the British pianist worked with Goerne in Europe earlier this
year to widely enthusiastic acclaim in Holland, Spain and Italy.
Goerne's busy schedule takes him to all the major concert venues
in Europe such as the Salzburg Festival, Vienna's Musikverein,
Berlin's Konzerthaus, London's Festival and Wigmore Halls. "I
try to pace myself, not singing too much but also giving myself
time to prepare well and spend as much time as I can at home."
In recent years Goerne has become increasingly popular in North
America. As well as his recital tours, he has made debuts at the
New York Met in 1998 and Carnegie Hall the following year.
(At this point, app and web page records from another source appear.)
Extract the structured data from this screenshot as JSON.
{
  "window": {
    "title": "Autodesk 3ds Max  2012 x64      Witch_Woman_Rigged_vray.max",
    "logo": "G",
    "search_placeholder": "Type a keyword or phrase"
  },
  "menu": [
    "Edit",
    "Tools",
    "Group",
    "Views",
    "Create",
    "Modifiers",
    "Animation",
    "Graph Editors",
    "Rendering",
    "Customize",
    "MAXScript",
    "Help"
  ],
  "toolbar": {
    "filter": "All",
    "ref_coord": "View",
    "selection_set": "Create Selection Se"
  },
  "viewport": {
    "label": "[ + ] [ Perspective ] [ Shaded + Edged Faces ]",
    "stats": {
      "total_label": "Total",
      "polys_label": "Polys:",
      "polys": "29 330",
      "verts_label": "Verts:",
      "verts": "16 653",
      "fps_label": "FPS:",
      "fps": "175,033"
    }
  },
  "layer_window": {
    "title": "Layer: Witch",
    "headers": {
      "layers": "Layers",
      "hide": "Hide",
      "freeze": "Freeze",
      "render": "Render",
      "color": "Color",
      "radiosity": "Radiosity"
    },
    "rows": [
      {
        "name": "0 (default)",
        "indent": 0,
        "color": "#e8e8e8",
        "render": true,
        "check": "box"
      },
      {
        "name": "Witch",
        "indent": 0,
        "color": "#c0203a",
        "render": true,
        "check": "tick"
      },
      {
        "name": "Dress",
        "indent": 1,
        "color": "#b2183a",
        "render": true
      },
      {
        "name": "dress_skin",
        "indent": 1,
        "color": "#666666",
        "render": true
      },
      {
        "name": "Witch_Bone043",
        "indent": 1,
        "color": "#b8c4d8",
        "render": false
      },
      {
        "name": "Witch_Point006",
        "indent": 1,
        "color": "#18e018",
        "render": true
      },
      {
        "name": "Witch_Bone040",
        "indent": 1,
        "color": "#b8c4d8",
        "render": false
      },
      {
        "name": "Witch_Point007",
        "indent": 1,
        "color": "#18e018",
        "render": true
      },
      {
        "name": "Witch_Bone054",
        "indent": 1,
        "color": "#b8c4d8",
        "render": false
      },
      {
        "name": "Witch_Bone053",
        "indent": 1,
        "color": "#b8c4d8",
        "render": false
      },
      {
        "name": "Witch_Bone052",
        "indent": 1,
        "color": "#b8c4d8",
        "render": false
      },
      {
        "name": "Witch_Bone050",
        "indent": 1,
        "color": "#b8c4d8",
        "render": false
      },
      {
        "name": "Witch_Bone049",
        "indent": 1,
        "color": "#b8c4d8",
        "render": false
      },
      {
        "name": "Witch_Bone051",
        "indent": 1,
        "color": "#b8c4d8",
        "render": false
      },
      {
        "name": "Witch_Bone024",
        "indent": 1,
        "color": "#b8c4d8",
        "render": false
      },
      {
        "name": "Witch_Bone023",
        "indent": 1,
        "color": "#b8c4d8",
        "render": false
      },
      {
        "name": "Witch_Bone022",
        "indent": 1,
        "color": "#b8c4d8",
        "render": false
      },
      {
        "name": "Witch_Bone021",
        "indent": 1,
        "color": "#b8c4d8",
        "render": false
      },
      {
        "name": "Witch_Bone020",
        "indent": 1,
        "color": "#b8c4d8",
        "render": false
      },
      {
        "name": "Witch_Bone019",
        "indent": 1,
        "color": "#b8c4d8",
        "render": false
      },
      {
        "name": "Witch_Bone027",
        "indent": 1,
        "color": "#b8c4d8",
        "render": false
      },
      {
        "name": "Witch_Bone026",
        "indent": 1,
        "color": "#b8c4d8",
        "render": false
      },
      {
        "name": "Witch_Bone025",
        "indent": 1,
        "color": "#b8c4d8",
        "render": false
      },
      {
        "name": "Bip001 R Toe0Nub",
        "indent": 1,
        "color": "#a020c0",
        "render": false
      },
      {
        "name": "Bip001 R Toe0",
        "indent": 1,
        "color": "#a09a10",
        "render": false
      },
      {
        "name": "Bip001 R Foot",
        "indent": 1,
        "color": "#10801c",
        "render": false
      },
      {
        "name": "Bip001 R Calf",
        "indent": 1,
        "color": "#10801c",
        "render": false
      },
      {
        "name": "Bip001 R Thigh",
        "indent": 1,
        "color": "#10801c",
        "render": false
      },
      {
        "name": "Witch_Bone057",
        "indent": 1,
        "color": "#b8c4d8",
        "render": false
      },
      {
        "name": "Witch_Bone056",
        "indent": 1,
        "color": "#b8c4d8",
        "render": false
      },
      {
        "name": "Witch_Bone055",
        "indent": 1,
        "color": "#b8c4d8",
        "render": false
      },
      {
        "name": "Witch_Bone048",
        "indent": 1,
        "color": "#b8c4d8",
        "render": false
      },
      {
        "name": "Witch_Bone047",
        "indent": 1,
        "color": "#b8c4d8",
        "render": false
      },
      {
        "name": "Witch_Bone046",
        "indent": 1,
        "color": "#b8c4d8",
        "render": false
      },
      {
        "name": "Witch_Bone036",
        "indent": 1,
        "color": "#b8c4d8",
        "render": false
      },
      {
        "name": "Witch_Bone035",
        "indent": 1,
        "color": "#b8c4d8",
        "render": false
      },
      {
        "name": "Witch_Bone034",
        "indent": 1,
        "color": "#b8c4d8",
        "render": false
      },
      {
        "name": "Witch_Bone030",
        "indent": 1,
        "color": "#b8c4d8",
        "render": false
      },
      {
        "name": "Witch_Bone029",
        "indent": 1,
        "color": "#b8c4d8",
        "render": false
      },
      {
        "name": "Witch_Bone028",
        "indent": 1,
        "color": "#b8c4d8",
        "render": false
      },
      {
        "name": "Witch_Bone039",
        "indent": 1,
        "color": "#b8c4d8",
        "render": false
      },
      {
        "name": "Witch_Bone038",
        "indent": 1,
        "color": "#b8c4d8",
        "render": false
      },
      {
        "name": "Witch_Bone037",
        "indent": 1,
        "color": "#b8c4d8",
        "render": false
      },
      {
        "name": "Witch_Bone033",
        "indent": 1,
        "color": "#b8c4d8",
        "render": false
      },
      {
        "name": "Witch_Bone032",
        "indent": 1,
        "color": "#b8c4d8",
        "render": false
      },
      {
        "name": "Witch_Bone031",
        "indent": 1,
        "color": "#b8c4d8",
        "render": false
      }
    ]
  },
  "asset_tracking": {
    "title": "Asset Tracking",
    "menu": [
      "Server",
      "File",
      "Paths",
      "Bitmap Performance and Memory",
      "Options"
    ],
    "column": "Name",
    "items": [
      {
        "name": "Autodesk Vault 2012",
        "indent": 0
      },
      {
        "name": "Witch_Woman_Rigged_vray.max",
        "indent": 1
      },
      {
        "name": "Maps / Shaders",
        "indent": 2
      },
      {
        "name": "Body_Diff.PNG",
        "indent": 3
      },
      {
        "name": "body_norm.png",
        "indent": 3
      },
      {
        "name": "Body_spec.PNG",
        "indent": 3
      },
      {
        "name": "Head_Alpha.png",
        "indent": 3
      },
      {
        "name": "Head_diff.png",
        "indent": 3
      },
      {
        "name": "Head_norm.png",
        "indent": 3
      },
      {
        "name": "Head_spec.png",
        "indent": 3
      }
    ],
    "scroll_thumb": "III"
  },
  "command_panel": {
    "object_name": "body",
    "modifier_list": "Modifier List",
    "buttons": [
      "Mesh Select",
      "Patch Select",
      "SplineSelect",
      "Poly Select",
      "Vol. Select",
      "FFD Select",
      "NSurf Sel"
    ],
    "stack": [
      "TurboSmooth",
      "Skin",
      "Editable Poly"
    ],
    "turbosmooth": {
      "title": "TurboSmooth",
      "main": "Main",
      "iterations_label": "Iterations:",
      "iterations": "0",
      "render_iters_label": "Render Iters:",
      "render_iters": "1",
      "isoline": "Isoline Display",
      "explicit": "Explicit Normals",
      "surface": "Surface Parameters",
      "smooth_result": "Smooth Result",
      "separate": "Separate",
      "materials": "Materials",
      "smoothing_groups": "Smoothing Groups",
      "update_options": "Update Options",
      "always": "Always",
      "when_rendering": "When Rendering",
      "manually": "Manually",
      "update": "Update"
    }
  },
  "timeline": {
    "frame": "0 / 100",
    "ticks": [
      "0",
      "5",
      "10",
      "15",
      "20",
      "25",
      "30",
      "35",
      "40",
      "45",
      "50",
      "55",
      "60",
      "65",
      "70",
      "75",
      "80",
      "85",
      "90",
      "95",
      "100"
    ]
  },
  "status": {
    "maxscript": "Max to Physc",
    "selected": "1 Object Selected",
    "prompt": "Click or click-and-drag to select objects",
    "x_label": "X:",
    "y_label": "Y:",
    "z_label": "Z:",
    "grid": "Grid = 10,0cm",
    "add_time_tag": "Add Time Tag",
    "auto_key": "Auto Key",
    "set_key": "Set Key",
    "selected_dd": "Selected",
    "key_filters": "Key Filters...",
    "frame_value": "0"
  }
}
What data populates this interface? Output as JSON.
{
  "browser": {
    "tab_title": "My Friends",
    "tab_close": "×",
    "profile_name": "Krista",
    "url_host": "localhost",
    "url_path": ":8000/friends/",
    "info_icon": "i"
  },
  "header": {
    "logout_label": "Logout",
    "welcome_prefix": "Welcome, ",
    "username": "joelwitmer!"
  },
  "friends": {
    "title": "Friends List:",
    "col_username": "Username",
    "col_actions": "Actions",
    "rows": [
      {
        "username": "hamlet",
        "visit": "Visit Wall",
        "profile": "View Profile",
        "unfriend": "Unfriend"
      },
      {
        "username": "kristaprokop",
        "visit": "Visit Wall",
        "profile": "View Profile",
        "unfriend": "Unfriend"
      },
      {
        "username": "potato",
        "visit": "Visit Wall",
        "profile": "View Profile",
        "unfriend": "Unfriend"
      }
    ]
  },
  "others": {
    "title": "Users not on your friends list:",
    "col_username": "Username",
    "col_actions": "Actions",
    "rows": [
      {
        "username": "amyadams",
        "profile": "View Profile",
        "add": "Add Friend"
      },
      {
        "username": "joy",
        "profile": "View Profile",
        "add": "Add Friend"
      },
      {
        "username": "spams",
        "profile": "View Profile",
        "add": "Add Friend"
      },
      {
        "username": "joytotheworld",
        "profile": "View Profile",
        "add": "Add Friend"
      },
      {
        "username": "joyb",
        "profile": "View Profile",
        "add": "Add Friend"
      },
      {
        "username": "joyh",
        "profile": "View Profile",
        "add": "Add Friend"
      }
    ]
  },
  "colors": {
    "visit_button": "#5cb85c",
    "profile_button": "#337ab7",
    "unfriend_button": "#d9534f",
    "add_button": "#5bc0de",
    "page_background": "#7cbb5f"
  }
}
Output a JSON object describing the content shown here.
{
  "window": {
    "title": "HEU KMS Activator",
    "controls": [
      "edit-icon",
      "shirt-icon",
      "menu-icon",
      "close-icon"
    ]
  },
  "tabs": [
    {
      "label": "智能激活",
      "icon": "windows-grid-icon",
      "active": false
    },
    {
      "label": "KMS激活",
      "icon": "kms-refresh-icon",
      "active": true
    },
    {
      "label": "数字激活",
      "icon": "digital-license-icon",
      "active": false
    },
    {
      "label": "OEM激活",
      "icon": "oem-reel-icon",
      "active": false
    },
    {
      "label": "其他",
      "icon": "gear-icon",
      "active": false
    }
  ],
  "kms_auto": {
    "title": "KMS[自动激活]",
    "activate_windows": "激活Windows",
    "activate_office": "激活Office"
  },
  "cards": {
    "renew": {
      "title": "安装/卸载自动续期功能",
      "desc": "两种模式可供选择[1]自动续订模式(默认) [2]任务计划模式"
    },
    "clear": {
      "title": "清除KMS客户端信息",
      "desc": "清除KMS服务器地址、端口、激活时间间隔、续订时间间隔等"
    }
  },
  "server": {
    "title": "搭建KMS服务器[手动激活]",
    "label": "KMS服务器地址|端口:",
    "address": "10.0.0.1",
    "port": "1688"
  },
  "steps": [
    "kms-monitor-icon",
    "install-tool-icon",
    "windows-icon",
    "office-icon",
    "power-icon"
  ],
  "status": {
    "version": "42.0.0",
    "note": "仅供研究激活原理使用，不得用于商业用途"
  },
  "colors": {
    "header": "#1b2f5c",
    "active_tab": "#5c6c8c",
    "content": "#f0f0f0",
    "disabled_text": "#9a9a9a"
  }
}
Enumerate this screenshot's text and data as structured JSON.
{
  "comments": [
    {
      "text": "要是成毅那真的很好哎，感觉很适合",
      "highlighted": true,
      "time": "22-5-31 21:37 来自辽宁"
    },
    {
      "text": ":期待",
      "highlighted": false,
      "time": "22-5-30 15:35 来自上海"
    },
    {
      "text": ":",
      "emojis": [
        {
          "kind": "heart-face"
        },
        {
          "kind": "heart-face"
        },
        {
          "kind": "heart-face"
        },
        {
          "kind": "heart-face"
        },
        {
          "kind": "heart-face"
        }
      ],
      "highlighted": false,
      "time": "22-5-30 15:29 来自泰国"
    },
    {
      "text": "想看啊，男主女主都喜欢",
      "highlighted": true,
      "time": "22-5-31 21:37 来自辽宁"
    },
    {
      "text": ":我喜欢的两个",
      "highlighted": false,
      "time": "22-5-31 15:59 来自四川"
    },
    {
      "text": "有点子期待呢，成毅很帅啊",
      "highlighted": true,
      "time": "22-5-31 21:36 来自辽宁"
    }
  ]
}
Now
it is Montreal's turn to fall under this singing wizard's spell.
Goerne makes his Montreal debut on May 19 with the André
Turp Musical Society at Pollack Hall. (514) 397-0068. Two days
earlier on May 17, Goerne performs the same program at the Toronto
Centre for the Arts. (416) 870-8000.
Matthias Goerne Discography
Schumann. Liederkreis, op. 39 et 12 Gedichte,
op. 35. (Eric Schneider, piano) , Decca 460 797-2.
Schumann. Dichterliebe et Liederkreis op.
24 (Vladimir Ashkenazy, piano), London 289 458 265-2.
Bach. Cantatas. Sir Roger Norrington, Camerata Academica
Salzburg, Decca 466 570-2.
Eisler. The Hollywood Songbook (Eric Schneider,
piano), London 289 460 582-2.
Schubert. Goethe-Lieder (Andreas Haefliger, piano),
London 452 917-2.